[Element data from apps and pages]
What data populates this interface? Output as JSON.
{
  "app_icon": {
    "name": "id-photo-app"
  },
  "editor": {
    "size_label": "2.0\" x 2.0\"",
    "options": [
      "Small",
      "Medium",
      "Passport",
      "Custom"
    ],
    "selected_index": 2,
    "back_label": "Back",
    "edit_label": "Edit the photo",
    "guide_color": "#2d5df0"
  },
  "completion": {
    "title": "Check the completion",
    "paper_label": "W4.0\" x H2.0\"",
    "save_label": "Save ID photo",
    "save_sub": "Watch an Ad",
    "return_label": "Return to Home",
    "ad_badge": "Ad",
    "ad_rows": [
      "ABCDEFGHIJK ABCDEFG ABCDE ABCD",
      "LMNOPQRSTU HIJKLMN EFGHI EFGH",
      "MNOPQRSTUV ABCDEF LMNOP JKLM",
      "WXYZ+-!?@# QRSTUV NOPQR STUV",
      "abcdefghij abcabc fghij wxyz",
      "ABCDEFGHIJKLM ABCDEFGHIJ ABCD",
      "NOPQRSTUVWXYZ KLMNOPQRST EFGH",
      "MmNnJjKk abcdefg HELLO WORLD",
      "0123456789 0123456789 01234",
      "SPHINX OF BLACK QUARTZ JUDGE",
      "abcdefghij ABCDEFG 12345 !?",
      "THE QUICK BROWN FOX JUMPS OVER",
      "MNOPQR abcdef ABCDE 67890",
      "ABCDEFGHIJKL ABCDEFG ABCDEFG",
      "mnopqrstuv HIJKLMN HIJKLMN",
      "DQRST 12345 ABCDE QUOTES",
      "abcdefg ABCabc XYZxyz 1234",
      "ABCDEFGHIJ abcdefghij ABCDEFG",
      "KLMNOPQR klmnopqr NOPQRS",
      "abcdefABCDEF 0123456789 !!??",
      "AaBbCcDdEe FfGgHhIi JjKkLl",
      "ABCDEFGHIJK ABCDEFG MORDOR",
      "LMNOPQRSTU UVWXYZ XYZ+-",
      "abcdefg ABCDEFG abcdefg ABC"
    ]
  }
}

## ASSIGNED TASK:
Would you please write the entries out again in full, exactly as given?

## ANSWER FOR THE TASK:
What data populates this interface? Output as JSON.
{
  "app_icon": {
    "name": "id-photo-app"
  },
  "editor": {
    "size_label": "2.0\" x 2.0\"",
    "options": [
      "Small",
      "Medium",
      "Passport",
      "Custom"
    ],
    "selected_index": 2,
    "back_label": "Back",
    "edit_label": "Edit the photo",
    "guide_color": "#2d5df0"
  },
  "completion": {
    "title": "Check the completion",
    "paper_label": "W4.0\" x H2.0\"",
    "save_label": "Save ID photo",
    "save_sub": "Watch an Ad",
    "return_label": "Return to Home",
    "ad_badge": "Ad",
    "ad_rows": [
      "ABCDEFGHIJK ABCDEFG ABCDE ABCD",
      "LMNOPQRSTU HIJKLMN EFGHI EFGH",
      "MNOPQRSTUV ABCDEF LMNOP JKLM",
      "WXYZ+-!?@# QRSTUV NOPQR STUV",
      "abcdefghij abcabc fghij wxyz",
      "ABCDEFGHIJKLM ABCDEFGHIJ ABCD",
      "NOPQRSTUVWXYZ KLMNOPQRST EFGH",
      "MmNnJjKk abcdefg HELLO WORLD",
      "0123456789 0123456789 01234",
      "SPHINX OF BLACK QUARTZ JUDGE",
      "abcdefghij ABCDEFG 12345 !?",
      "THE QUICK BROWN FOX JUMPS OVER",
      "MNOPQR abcdef ABCDE 67890",
      "ABCDEFGHIJKL ABCDEFG ABCDEFG",
      "mnopqrstuv HIJKLMN HIJKLMN",
      "DQRST 12345 ABCDE QUOTES",
      "abcdefg ABCabc XYZxyz 1234",
      "ABCDEFGHIJ abcdefghij ABCDEFG",
      "KLMNOPQR klmnopqr NOPQRS",
      "abcdefABCDEF 0123456789 !!??",
      "AaBbCcDdEe FfGgHhIi JjKkLl",
      "ABCDEFGHIJK ABCDEFG MORDOR",
      "LMNOPQRSTU UVWXYZ XYZ+-",
      "abcdefg ABCDEFG abcdefg ABC"
    ]
  }
}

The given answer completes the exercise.